# What is needed
When you find the word "label" in a line of the entries, please copy the whole line.

§

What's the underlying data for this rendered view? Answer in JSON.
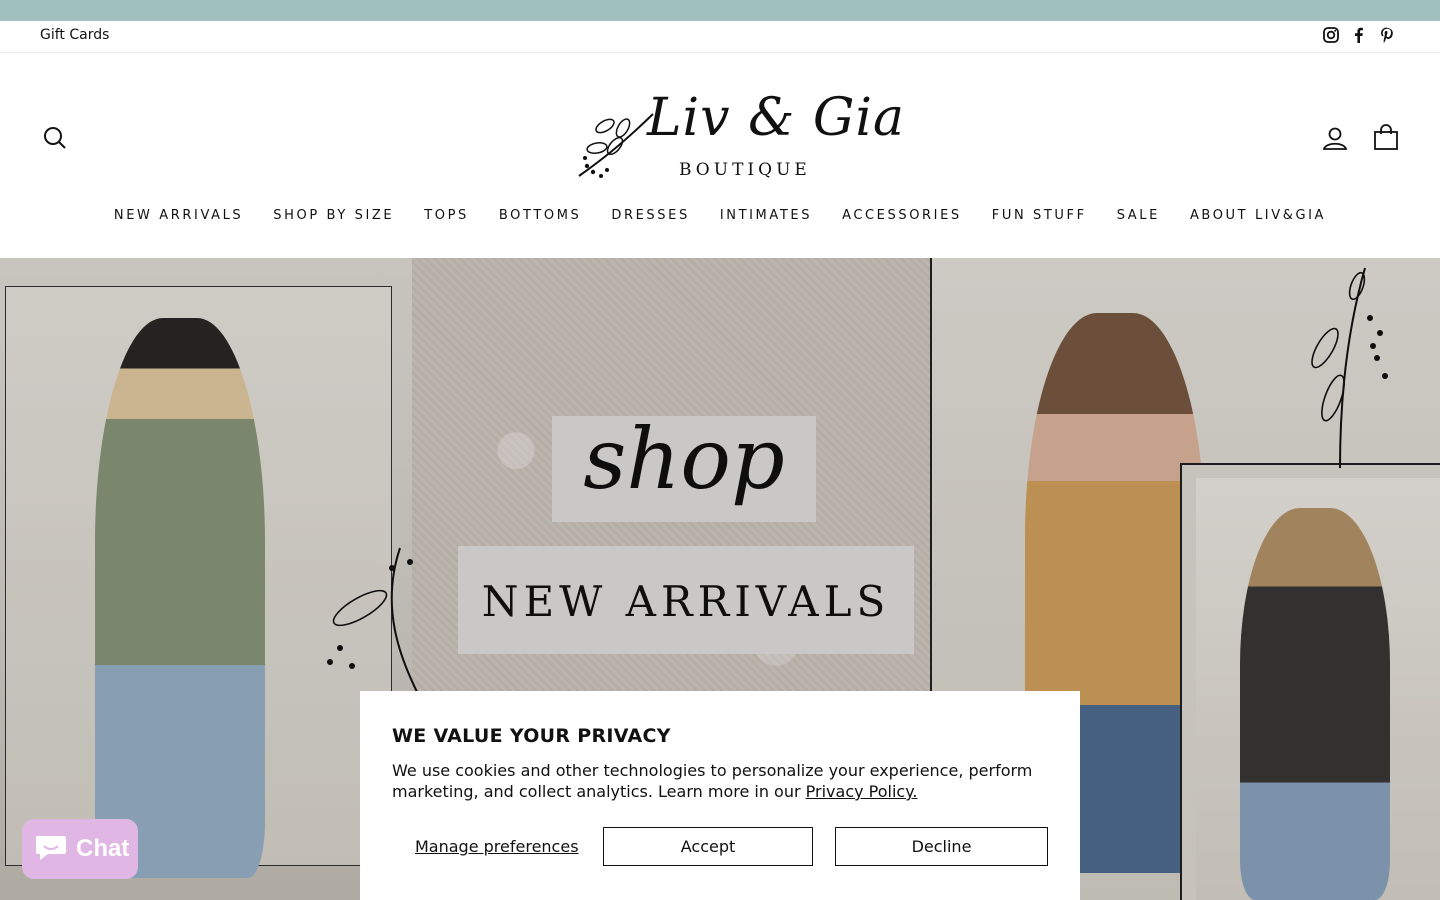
{
  "utility": {
    "gift_cards": "Gift Cards",
    "social": [
      "instagram-icon",
      "facebook-icon",
      "pinterest-icon"
    ]
  },
  "logo": {
    "script": "Liv & Gia",
    "subtitle": "BOUTIQUE"
  },
  "nav": {
    "items": [
      {
        "label": "NEW ARRIVALS"
      },
      {
        "label": "SHOP BY SIZE"
      },
      {
        "label": "TOPS"
      },
      {
        "label": "BOTTOMS"
      },
      {
        "label": "DRESSES"
      },
      {
        "label": "INTIMATES"
      },
      {
        "label": "ACCESSORIES"
      },
      {
        "label": "FUN STUFF"
      },
      {
        "label": "SALE"
      },
      {
        "label": "ABOUT LIV&GIA"
      }
    ]
  },
  "hero": {
    "shop": "shop",
    "new_arrivals": "NEW ARRIVALS"
  },
  "privacy": {
    "title": "WE VALUE YOUR PRIVACY",
    "body": "We use cookies and other technologies to personalize your experience, perform marketing, and collect analytics. Learn more in our ",
    "link": "Privacy Policy.",
    "manage": "Manage preferences",
    "accept": "Accept",
    "decline": "Decline"
  },
  "chat": {
    "label": "Chat"
  },
  "colors": {
    "announcement_bar": "#9fc0bc",
    "chat_button": "#e0b7e4"
  }
}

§

# Solution to this exercise
        "label": "NEW ARRIVALS"
        "label": "SHOP BY SIZE"
        "label": "TOPS"
        "label": "BOTTOMS"
        "label": "DRESSES"
        "label": "INTIMATES"
        "label": "ACCESSORIES"
        "label": "FUN STUFF"
        "label": "SALE"
        "label": "ABOUT LIV&GIA"
    "label": "Chat"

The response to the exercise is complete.